Records from a data collection
------------

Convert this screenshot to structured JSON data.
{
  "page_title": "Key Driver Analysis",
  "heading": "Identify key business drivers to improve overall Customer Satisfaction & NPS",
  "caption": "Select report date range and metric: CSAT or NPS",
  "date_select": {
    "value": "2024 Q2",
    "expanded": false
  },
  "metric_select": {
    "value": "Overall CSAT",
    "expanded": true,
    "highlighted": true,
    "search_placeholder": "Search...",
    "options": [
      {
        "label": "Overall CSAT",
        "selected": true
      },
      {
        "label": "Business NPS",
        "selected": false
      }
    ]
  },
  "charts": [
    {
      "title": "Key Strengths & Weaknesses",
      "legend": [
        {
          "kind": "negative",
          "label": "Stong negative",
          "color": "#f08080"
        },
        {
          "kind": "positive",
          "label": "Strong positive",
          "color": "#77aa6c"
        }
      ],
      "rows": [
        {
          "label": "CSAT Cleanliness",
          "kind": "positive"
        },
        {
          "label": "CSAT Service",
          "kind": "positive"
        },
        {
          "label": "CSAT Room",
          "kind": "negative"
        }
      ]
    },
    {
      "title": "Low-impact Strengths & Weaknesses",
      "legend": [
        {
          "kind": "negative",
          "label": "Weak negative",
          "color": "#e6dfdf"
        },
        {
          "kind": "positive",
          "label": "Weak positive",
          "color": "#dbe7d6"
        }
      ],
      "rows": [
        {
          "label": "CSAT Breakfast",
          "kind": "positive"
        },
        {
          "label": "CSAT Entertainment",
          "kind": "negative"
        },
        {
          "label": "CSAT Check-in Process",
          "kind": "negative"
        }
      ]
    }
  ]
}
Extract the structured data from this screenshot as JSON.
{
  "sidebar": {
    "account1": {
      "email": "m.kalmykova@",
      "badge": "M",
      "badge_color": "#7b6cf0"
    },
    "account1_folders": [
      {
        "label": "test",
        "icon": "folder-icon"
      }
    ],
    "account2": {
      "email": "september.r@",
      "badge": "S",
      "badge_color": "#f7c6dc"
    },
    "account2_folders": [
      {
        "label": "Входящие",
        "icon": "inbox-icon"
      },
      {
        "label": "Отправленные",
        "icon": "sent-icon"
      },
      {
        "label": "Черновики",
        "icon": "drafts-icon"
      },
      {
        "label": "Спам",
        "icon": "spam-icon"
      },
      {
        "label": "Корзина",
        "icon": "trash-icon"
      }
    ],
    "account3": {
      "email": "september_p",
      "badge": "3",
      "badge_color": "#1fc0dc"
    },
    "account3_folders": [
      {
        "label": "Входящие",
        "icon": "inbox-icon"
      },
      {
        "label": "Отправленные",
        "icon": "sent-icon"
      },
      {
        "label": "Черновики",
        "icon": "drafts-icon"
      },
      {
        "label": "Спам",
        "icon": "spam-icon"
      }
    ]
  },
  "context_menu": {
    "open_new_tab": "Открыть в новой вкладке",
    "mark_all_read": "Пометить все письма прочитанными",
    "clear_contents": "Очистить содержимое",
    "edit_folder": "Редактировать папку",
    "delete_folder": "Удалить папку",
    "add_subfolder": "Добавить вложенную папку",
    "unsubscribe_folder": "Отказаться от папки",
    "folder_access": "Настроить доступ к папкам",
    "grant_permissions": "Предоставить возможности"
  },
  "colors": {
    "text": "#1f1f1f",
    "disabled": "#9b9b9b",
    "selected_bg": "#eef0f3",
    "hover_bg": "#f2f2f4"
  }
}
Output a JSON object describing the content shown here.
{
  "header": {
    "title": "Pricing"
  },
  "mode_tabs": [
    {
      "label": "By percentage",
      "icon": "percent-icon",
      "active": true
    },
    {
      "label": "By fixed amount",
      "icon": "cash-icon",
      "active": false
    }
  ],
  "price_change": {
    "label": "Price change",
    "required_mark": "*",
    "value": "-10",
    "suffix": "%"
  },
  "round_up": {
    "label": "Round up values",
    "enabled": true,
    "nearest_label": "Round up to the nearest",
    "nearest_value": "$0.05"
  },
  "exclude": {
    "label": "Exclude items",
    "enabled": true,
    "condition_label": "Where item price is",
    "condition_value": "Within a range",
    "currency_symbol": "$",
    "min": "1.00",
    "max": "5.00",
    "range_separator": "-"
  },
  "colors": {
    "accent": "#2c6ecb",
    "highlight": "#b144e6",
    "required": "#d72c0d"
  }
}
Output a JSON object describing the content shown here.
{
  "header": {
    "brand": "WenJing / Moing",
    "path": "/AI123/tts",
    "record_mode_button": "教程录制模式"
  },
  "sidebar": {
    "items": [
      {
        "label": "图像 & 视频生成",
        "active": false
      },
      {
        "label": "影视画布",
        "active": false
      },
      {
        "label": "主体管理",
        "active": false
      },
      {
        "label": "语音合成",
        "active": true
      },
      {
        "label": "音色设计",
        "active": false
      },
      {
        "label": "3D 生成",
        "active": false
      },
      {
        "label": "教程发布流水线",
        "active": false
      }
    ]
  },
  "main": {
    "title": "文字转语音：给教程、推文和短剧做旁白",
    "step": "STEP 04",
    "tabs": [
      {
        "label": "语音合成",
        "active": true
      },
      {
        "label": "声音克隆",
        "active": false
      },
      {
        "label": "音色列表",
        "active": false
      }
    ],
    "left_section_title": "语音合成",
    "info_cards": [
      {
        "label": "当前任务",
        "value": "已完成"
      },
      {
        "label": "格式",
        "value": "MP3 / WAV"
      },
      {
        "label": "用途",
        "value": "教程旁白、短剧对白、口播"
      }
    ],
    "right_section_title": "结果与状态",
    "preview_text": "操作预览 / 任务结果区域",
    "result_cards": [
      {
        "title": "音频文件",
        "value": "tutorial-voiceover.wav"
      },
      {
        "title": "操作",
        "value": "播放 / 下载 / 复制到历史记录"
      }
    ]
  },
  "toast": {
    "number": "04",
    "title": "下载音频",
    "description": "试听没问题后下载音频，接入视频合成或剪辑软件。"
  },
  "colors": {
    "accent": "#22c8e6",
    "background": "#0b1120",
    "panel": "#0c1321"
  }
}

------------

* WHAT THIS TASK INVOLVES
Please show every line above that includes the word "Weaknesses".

* ANSWER BOX
      "title": "Key Strengths & Weaknesses",
      "title": "Low-impact Strengths & Weaknesses",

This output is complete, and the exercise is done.